The Inheritance of Rome by Chris Wickham, who is a professor at Oxford, is an excellent example of how all history, whether it be 2000 years in the past, or just a few decades ago within our own lifetimes, is not only relevant and important, but still discussion-provoking and extremely engaging as an academic discipline. Wickham’s analysis of the period immediately following the fall of the Roman Empire in western Europe is particularly potent in this respect, as it challenges two of the predominant misconceptions held about the Middle Ages; firstly, that the 10 centuries or so that spanned between the fall of Rome and Renaissance were wholly unsophisticated and brutal (hence the term “dark ages” that is often afforded them), and secondly that this period acted as the birthing of what we may call a “modern nation” – Wickham draws attention to the fact that most of us see history (professional historians included) in a teleological manner, essentially meaning that we happily disregard detail and basic fact in order for certain periods in history to be shoehorned into our overall understanding of how we came to be in the present day.
Wickham’s study of this hugely intriguing period encourages the reader to view the Middle Ages as a period of history worthy of study in its own right – not as an intermediary between the great Classical civilisations and the rebirth and revolution of the Renaissance. Indeed, there are so many themes to explore: mass-migration, the development of cultures, the beginnings of nationhood are just surface examples.
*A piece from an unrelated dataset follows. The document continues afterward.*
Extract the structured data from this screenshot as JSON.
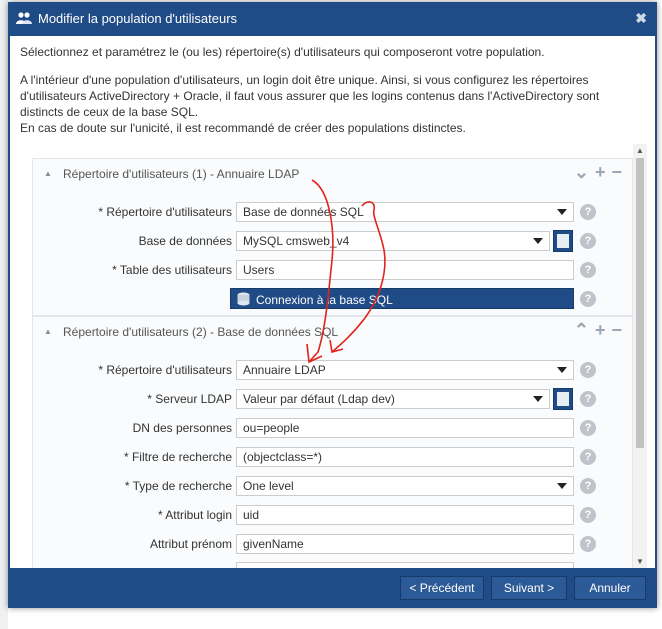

You might notice, in fact, that in reading Wickham’s analysis of the period, that some of the themes engulfing Europe at the time bare some similarity with those today. The breakdown of established order and the regeneration of ideas and systems are inherent features of the Middle Ages, just as they are in the 21st century, amongst a social and political landscape that is undergoing a similar degree of drastic change and upheaval. For anyone curious about society and politics, medieval history is a gold mine of perspectives that will enrich your understanding of the modern world.
On top of this, Wickham’s book is remarkably easy to pick up and read – I actually read it on holiday one summer and it hardly required much dedication at all. If you are looking for a gentle but engaging introduction into a period of history that you likely haven’t studied at school, then this is a perfect place to start.
The Inheritance of Rome by Chris Wickham